> What to work on
The entire listing, reproduced exactly and stripped of images, is the expected output.

> Data to examine
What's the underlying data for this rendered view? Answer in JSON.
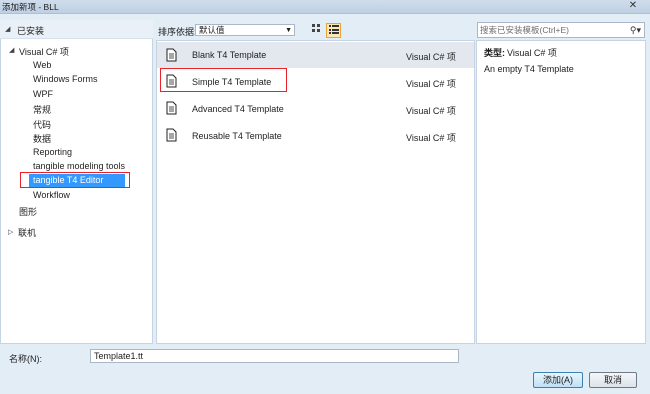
{
  "window": {
    "title": "添加新项 - BLL",
    "close_glyph": "✕"
  },
  "left": {
    "installed_label": "已安装",
    "tree": [
      {
        "label": "Visual C# 项"
      },
      {
        "label": "Web"
      },
      {
        "label": "Windows Forms"
      },
      {
        "label": "WPF"
      },
      {
        "label": "常规"
      },
      {
        "label": "代码"
      },
      {
        "label": "数据"
      },
      {
        "label": "Reporting"
      },
      {
        "label": "tangible modeling tools"
      },
      {
        "label": "tangible T4 Editor"
      },
      {
        "label": "Workflow"
      },
      {
        "label": "图形"
      }
    ],
    "online_label": "联机"
  },
  "toolbar": {
    "sort_label": "排序依据:",
    "sort_value": "默认值"
  },
  "templates": [
    {
      "name": "Blank T4 Template",
      "lang": "Visual C# 项"
    },
    {
      "name": "Simple T4 Template",
      "lang": "Visual C# 项"
    },
    {
      "name": "Advanced T4 Template",
      "lang": "Visual C# 项"
    },
    {
      "name": "Reusable T4 Template",
      "lang": "Visual C# 项"
    }
  ],
  "right": {
    "search_placeholder": "搜索已安装模板(Ctrl+E)",
    "type_label": "类型:",
    "type_value": "Visual C# 项",
    "description": "An empty T4 Template"
  },
  "bottom": {
    "name_label": "名称(N):",
    "name_value": "Template1.tt",
    "add_label": "添加(A)",
    "cancel_label": "取消"
  },
  "colors": {
    "selection": "#3399ff",
    "highlight_box": "#e8242a"
  }
}
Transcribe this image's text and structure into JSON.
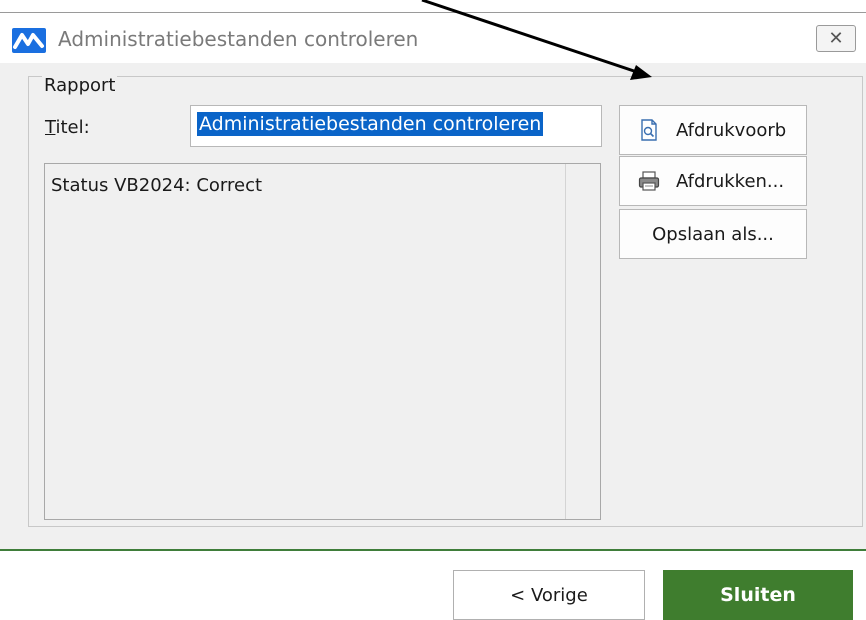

> Result of this exercise
What's the underlying data for this rendered view? Answer in JSON.
{
  "window": {
    "title": "添加新项 - BLL",
    "close_glyph": "✕"
  },
  "left": {
    "installed_label": "已安装",
    "tree": [
      {
        "label": "Visual C# 项"
      },
      {
        "label": "Web"
      },
      {
        "label": "Windows Forms"
      },
      {
        "label": "WPF"
      },
      {
        "label": "常规"
      },
      {
        "label": "代码"
      },
      {
        "label": "数据"
      },
      {
        "label": "Reporting"
      },
      {
        "label": "tangible modeling tools"
      },
      {
        "label": "tangible T4 Editor"
      },
      {
        "label": "Workflow"
      },
      {
        "label": "图形"
      }
    ],
    "online_label": "联机"
  },
  "toolbar": {
    "sort_label": "排序依据:",
    "sort_value": "默认值"
  },
  "templates": [
    {
      "name": "Blank T4 Template",
      "lang": "Visual C# 项"
    },
    {
      "name": "Simple T4 Template",
      "lang": "Visual C# 项"
    },
    {
      "name": "Advanced T4 Template",
      "lang": "Visual C# 项"
    },
    {
      "name": "Reusable T4 Template",
      "lang": "Visual C# 项"
    }
  ],
  "right": {
    "search_placeholder": "搜索已安装模板(Ctrl+E)",
    "type_label": "类型:",
    "type_value": "Visual C# 项",
    "description": "An empty T4 Template"
  },
  "bottom": {
    "name_label": "名称(N):",
    "name_value": "Template1.tt",
    "add_label": "添加(A)",
    "cancel_label": "取消"
  },
  "colors": {
    "selection": "#3399ff",
    "highlight_box": "#e8242a"
  }
}
Transcribe this image's text and structure into JSON.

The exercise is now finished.